Political affiliation may help drive and shape a person's morals

Which came first—the personal beliefs or the political party? While it may seem intuitive that a person's beliefs or moral compass may steer them toward one political party over another, a new study suggests it may be the ...

Does political party trump ideology?

It's the political scientist's often-asked chicken and egg: does a person's political party or policy attitudes come first?

Induced changes to political attitude can last over time

Cognitive scientists at Lund University and Karolinska Institutet in Sweden have demonstrated that experimentally induced changes in political attitudes can last over time. Notably, participants who verbally motivated these ...

Is personal adversity contributing to political polarization?

Unexpected life events ranging from illness to relationship stress can lead to political polarization, pushing moderates toward the spectrum's extremes, according to a recently published study that's breaking new ground on ...

Number of prisoners in own country predicts attitude towards Iran

The attitude governments adopt towards Iran strongly depends on the number of prisoners in their own country and whether the government trades in oil with Iran.
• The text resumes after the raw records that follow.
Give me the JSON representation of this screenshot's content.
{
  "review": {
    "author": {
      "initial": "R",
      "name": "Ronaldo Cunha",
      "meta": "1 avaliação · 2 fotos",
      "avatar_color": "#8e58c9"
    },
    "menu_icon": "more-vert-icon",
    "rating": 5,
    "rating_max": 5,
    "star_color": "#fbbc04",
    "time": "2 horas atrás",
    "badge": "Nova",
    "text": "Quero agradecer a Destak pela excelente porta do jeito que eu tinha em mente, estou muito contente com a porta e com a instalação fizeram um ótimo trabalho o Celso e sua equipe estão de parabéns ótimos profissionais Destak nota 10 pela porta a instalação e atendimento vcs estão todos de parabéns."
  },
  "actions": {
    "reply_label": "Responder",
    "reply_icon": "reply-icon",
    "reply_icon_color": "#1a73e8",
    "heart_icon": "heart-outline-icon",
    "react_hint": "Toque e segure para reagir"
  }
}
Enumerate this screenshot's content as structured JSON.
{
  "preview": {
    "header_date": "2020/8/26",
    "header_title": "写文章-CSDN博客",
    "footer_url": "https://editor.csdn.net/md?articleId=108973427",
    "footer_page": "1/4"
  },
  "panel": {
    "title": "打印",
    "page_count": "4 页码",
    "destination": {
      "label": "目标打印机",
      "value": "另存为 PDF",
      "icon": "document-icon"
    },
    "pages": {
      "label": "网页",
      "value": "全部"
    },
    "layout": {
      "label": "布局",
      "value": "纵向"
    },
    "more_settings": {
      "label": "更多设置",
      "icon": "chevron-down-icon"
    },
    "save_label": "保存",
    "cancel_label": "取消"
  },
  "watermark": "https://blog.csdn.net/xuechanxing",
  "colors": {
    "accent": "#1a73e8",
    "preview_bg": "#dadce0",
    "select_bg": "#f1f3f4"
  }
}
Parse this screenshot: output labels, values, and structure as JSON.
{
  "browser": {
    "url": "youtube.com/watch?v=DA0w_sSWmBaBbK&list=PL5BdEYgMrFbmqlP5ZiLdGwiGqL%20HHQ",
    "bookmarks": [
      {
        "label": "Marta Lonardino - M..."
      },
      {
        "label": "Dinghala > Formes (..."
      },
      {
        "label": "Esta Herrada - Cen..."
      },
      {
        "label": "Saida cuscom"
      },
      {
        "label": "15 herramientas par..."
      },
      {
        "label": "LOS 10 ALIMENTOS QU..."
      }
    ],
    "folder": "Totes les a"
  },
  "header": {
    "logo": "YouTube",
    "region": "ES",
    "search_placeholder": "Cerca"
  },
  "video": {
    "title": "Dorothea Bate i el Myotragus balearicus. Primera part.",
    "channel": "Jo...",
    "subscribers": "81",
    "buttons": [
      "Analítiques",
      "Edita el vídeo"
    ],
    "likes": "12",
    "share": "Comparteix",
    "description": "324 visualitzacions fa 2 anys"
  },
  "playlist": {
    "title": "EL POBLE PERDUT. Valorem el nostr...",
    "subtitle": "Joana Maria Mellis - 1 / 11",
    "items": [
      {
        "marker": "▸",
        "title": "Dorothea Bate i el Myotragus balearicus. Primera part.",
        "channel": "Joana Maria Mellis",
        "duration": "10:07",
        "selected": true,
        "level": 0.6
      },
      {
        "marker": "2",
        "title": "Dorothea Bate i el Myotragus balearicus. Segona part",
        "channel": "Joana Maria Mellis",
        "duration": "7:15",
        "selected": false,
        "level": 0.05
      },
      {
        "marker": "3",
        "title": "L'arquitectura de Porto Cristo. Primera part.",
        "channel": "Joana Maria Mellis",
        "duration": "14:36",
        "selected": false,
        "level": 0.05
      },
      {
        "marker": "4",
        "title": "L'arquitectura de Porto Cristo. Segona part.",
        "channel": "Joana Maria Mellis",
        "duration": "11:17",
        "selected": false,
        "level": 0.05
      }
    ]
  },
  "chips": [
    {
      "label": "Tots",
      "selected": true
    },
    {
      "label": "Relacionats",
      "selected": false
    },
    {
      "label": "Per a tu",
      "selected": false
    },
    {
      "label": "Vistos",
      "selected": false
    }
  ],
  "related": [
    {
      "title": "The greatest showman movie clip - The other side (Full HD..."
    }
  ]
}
The more prisoners a country has, the more aggressive the attitude ...

Study finds more tweets means more votes for political candidates

An Indiana University study found that the percentage of votes for Republican and Democratic candidates in 2010 and 2012 races for the U.S. House of Representatives could be predicted by the percentage of tweets that mentioned ...

page 1 from 3